Source information Start Marker

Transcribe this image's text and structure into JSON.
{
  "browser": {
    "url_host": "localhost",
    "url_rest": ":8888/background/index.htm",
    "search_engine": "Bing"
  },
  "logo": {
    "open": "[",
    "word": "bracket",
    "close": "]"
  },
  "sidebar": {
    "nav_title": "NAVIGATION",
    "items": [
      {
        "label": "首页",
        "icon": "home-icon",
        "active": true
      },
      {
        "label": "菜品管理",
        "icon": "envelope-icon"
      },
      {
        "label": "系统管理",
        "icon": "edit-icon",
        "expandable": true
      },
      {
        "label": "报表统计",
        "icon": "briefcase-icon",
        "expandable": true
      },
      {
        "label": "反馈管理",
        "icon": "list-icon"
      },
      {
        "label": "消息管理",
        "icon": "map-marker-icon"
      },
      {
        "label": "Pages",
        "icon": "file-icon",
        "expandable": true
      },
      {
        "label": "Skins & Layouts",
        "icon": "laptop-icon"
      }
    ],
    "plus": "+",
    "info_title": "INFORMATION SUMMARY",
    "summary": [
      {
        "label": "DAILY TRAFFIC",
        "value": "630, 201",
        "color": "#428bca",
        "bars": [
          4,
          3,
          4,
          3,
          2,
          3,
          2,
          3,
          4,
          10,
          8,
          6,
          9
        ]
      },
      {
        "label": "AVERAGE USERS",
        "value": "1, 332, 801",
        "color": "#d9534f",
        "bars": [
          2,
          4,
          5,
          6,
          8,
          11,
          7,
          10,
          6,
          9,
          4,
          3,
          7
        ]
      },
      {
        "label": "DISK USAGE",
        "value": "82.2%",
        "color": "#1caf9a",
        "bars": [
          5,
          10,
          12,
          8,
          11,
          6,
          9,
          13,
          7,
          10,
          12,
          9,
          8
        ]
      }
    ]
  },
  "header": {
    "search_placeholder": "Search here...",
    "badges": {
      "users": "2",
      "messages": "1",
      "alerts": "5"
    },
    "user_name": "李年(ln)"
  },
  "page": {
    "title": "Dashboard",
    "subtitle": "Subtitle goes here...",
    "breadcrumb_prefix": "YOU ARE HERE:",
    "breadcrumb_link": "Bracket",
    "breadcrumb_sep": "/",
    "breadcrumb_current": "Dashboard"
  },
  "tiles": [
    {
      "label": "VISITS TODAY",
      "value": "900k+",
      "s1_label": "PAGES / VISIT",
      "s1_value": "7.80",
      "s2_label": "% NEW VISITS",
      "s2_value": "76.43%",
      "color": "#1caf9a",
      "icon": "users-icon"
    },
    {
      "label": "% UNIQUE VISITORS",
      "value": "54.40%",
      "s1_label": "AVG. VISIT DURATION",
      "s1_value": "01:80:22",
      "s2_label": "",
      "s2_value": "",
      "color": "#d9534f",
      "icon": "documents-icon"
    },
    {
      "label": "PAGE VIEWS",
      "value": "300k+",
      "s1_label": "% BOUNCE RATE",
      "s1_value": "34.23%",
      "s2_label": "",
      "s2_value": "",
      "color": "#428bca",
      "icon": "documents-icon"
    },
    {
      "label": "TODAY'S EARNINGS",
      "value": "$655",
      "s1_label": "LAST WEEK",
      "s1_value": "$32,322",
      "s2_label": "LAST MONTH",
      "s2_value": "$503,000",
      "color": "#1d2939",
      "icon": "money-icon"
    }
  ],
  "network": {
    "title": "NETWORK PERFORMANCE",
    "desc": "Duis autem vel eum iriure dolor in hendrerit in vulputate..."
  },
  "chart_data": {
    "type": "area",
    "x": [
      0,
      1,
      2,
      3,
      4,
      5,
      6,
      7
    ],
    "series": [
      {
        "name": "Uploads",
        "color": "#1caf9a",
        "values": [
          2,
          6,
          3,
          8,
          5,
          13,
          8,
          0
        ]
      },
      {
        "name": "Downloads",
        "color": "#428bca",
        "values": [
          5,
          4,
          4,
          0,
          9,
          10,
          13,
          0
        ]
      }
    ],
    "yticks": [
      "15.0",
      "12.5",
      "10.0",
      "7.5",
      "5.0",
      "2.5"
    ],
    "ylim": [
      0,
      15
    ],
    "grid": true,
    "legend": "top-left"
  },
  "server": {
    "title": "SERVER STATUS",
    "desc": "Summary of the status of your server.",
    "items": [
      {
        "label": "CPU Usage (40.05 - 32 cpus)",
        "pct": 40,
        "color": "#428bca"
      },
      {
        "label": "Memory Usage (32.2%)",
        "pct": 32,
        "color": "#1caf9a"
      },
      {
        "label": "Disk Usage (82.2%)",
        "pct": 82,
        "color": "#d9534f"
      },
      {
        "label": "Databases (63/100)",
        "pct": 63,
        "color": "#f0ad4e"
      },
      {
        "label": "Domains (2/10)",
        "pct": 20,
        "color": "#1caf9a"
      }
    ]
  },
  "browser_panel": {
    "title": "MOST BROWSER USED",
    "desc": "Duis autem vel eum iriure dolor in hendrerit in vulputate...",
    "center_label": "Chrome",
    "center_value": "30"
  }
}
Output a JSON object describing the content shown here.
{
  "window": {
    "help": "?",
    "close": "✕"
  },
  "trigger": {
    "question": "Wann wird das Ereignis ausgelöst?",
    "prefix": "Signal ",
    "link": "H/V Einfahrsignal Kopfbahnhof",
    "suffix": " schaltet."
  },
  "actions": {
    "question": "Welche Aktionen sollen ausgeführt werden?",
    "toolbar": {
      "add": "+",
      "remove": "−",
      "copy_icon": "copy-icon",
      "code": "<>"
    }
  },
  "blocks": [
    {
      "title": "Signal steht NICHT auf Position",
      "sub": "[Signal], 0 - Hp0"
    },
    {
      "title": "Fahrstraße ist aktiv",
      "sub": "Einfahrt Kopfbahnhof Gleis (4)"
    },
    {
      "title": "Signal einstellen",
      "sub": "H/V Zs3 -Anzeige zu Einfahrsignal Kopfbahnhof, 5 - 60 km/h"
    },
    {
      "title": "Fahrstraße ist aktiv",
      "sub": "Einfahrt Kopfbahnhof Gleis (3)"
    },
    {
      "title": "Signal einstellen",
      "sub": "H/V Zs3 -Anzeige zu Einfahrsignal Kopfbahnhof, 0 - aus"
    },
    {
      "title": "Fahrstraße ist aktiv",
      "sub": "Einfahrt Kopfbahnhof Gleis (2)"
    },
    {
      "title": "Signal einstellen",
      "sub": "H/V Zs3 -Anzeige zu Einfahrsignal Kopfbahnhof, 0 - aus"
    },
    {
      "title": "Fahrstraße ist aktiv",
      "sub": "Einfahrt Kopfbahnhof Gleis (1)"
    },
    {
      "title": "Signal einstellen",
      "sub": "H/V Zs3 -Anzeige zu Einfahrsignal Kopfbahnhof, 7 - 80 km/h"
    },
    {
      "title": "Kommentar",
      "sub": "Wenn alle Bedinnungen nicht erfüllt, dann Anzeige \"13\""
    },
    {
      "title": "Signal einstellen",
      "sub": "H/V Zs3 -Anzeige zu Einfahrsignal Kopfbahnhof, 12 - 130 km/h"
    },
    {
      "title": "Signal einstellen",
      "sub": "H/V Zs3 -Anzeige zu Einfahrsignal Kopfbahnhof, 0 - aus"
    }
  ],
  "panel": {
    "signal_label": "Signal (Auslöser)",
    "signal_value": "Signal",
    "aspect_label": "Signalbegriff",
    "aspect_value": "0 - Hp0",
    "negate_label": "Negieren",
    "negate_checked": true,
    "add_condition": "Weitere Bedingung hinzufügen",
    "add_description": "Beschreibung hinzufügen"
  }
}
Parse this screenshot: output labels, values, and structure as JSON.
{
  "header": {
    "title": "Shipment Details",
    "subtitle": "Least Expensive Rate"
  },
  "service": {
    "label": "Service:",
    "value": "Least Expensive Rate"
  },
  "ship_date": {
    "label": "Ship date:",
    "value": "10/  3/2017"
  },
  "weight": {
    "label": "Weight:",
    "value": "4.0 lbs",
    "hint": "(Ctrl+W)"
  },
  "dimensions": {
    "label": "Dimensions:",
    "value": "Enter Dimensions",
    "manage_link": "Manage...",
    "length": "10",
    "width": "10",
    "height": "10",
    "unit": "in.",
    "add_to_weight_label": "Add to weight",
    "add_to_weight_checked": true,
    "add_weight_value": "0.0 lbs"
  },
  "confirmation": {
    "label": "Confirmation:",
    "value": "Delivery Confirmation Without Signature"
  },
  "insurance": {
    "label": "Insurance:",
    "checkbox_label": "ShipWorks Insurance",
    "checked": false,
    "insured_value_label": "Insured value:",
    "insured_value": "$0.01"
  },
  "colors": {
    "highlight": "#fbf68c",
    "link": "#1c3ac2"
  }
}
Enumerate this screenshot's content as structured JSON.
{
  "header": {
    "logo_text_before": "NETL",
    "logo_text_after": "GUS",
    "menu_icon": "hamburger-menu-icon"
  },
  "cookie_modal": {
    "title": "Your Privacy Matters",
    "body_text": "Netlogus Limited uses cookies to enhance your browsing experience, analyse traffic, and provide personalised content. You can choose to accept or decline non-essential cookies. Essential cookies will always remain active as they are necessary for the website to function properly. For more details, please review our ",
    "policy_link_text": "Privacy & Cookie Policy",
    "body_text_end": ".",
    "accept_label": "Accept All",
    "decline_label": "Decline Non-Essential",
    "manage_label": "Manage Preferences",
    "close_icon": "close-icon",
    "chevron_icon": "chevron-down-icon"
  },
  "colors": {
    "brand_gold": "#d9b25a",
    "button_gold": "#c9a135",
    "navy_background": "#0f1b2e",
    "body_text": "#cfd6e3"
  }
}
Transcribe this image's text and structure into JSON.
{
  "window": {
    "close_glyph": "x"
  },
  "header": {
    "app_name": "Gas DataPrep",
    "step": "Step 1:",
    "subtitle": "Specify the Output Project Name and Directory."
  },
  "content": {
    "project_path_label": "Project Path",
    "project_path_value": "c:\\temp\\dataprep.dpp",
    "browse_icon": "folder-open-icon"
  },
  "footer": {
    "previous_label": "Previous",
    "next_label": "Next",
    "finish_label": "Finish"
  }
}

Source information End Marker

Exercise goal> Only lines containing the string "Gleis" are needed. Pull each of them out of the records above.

Expected output>
      "sub": "Einfahrt Kopfbahnhof Gleis (4)"
      "sub": "Einfahrt Kopfbahnhof Gleis (3)"
      "sub": "Einfahrt Kopfbahnhof Gleis (2)"
      "sub": "Einfahrt Kopfbahnhof Gleis (1)"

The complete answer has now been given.